The response should consist of the records that follow, repeated exactly.

##########

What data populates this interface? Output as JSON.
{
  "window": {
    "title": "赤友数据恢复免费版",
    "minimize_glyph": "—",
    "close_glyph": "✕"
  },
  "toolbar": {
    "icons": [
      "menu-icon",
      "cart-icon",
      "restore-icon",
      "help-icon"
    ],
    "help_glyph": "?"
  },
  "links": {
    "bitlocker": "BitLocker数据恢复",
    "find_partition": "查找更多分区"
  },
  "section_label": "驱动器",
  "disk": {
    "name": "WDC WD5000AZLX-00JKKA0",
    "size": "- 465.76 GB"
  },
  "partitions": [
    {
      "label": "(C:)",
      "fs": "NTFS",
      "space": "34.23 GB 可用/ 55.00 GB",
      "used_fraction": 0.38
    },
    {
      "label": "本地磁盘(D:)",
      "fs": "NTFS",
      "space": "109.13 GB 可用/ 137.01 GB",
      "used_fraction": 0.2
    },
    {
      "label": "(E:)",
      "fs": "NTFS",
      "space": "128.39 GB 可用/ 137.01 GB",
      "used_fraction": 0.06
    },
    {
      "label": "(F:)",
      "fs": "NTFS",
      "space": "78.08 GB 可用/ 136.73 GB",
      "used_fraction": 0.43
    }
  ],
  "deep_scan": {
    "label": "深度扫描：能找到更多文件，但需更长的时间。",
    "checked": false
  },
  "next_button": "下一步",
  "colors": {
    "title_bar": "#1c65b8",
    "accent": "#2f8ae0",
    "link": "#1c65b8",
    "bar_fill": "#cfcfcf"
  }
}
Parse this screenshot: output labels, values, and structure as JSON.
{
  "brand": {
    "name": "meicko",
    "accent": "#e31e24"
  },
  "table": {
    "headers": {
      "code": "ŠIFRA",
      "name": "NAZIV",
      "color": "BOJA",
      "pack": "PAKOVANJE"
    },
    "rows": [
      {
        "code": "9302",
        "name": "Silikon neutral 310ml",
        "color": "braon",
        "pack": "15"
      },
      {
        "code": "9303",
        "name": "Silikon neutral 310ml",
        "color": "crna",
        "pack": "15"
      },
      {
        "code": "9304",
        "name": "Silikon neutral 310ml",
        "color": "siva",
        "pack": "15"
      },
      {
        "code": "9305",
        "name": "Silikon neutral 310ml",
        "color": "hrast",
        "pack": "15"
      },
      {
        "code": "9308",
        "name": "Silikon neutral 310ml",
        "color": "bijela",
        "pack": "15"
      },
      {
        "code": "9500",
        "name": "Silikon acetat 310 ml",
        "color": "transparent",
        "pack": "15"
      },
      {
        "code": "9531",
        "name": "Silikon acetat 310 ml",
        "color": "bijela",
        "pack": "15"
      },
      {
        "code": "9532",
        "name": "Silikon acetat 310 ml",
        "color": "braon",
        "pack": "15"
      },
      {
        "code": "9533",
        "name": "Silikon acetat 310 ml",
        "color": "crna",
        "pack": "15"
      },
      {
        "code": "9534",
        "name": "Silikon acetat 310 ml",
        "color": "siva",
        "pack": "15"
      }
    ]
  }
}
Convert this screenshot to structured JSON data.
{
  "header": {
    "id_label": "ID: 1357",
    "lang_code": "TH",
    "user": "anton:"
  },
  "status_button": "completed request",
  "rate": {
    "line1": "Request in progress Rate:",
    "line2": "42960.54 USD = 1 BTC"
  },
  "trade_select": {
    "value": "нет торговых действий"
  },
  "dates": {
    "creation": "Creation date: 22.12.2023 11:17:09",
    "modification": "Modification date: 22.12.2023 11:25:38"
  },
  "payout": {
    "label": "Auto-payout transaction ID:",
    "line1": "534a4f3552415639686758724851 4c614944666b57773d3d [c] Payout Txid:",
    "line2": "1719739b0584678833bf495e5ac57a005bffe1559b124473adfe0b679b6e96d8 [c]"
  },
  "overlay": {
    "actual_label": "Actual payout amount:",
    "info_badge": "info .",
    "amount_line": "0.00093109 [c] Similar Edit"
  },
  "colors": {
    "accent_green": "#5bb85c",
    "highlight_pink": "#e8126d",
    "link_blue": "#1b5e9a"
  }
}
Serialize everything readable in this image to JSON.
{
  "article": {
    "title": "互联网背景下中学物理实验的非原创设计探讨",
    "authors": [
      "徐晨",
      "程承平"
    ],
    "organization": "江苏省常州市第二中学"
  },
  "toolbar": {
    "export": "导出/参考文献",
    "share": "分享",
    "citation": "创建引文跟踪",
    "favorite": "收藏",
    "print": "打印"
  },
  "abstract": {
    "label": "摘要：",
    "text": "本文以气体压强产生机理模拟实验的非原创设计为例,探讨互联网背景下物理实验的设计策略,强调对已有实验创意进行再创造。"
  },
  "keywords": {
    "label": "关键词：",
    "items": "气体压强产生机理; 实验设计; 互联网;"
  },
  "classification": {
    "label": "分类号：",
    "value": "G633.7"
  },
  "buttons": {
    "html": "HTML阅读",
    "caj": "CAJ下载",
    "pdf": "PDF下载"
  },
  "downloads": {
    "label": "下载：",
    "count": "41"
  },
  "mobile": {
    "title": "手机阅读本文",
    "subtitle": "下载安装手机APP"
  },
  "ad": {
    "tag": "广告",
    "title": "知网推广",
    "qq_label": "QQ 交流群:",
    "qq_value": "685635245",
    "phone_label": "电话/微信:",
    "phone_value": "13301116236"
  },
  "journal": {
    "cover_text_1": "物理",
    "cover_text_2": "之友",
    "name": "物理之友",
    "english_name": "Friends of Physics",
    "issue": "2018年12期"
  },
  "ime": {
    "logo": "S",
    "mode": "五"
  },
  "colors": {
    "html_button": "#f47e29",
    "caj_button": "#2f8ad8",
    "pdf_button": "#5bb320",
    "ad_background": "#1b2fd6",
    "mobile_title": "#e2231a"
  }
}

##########

**Task solution**
What data populates this interface? Output as JSON.
{
  "window": {
    "title": "赤友数据恢复免费版",
    "minimize_glyph": "—",
    "close_glyph": "✕"
  },
  "toolbar": {
    "icons": [
      "menu-icon",
      "cart-icon",
      "restore-icon",
      "help-icon"
    ],
    "help_glyph": "?"
  },
  "links": {
    "bitlocker": "BitLocker数据恢复",
    "find_partition": "查找更多分区"
  },
  "section_label": "驱动器",
  "disk": {
    "name": "WDC WD5000AZLX-00JKKA0",
    "size": "- 465.76 GB"
  },
  "partitions": [
    {
      "label": "(C:)",
      "fs": "NTFS",
      "space": "34.23 GB 可用/ 55.00 GB",
      "used_fraction": 0.38
    },
    {
      "label": "本地磁盘(D:)",
      "fs": "NTFS",
      "space": "109.13 GB 可用/ 137.01 GB",
      "used_fraction": 0.2
    },
    {
      "label": "(E:)",
      "fs": "NTFS",
      "space": "128.39 GB 可用/ 137.01 GB",
      "used_fraction": 0.06
    },
    {
      "label": "(F:)",
      "fs": "NTFS",
      "space": "78.08 GB 可用/ 136.73 GB",
      "used_fraction": 0.43
    }
  ],
  "deep_scan": {
    "label": "深度扫描：能找到更多文件，但需更长的时间。",
    "checked": false
  },
  "next_button": "下一步",
  "colors": {
    "title_bar": "#1c65b8",
    "accent": "#2f8ae0",
    "link": "#1c65b8",
    "bar_fill": "#cfcfcf"
  }
}
Parse this screenshot: output labels, values, and structure as JSON.
{
  "brand": {
    "name": "meicko",
    "accent": "#e31e24"
  },
  "table": {
    "headers": {
      "code": "ŠIFRA",
      "name": "NAZIV",
      "color": "BOJA",
      "pack": "PAKOVANJE"
    },
    "rows": [
      {
        "code": "9302",
        "name": "Silikon neutral 310ml",
        "color": "braon",
        "pack": "15"
      },
      {
        "code": "9303",
        "name": "Silikon neutral 310ml",
        "color": "crna",
        "pack": "15"
      },
      {
        "code": "9304",
        "name": "Silikon neutral 310ml",
        "color": "siva",
        "pack": "15"
      },
      {
        "code": "9305",
        "name": "Silikon neutral 310ml",
        "color": "hrast",
        "pack": "15"
      },
      {
        "code": "9308",
        "name": "Silikon neutral 310ml",
        "color": "bijela",
        "pack": "15"
      },
      {
        "code": "9500",
        "name": "Silikon acetat 310 ml",
        "color": "transparent",
        "pack": "15"
      },
      {
        "code": "9531",
        "name": "Silikon acetat 310 ml",
        "color": "bijela",
        "pack": "15"
      },
      {
        "code": "9532",
        "name": "Silikon acetat 310 ml",
        "color": "braon",
        "pack": "15"
      },
      {
        "code": "9533",
        "name": "Silikon acetat 310 ml",
        "color": "crna",
        "pack": "15"
      },
      {
        "code": "9534",
        "name": "Silikon acetat 310 ml",
        "color": "siva",
        "pack": "15"
      }
    ]
  }
}
Convert this screenshot to structured JSON data.
{
  "header": {
    "id_label": "ID: 1357",
    "lang_code": "TH",
    "user": "anton:"
  },
  "status_button": "completed request",
  "rate": {
    "line1": "Request in progress Rate:",
    "line2": "42960.54 USD = 1 BTC"
  },
  "trade_select": {
    "value": "нет торговых действий"
  },
  "dates": {
    "creation": "Creation date: 22.12.2023 11:17:09",
    "modification": "Modification date: 22.12.2023 11:25:38"
  },
  "payout": {
    "label": "Auto-payout transaction ID:",
    "line1": "534a4f3552415639686758724851 4c614944666b57773d3d [c] Payout Txid:",
    "line2": "1719739b0584678833bf495e5ac57a005bffe1559b124473adfe0b679b6e96d8 [c]"
  },
  "overlay": {
    "actual_label": "Actual payout amount:",
    "info_badge": "info .",
    "amount_line": "0.00093109 [c] Similar Edit"
  },
  "colors": {
    "accent_green": "#5bb85c",
    "highlight_pink": "#e8126d",
    "link_blue": "#1b5e9a"
  }
}
Serialize everything readable in this image to JSON.
{
  "article": {
    "title": "互联网背景下中学物理实验的非原创设计探讨",
    "authors": [
      "徐晨",
      "程承平"
    ],
    "organization": "江苏省常州市第二中学"
  },
  "toolbar": {
    "export": "导出/参考文献",
    "share": "分享",
    "citation": "创建引文跟踪",
    "favorite": "收藏",
    "print": "打印"
  },
  "abstract": {
    "label": "摘要：",
    "text": "本文以气体压强产生机理模拟实验的非原创设计为例,探讨互联网背景下物理实验的设计策略,强调对已有实验创意进行再创造。"
  },
  "keywords": {
    "label": "关键词：",
    "items": "气体压强产生机理; 实验设计; 互联网;"
  },
  "classification": {
    "label": "分类号：",
    "value": "G633.7"
  },
  "buttons": {
    "html": "HTML阅读",
    "caj": "CAJ下载",
    "pdf": "PDF下载"
  },
  "downloads": {
    "label": "下载：",
    "count": "41"
  },
  "mobile": {
    "title": "手机阅读本文",
    "subtitle": "下载安装手机APP"
  },
  "ad": {
    "tag": "广告",
    "title": "知网推广",
    "qq_label": "QQ 交流群:",
    "qq_value": "685635245",
    "phone_label": "电话/微信:",
    "phone_value": "13301116236"
  },
  "journal": {
    "cover_text_1": "物理",
    "cover_text_2": "之友",
    "name": "物理之友",
    "english_name": "Friends of Physics",
    "issue": "2018年12期"
  },
  "ime": {
    "logo": "S",
    "mode": "五"
  },
  "colors": {
    "html_button": "#f47e29",
    "caj_button": "#2f8ad8",
    "pdf_button": "#5bb320",
    "ad_background": "#1b2fd6",
    "mobile_title": "#e2231a"
  }
}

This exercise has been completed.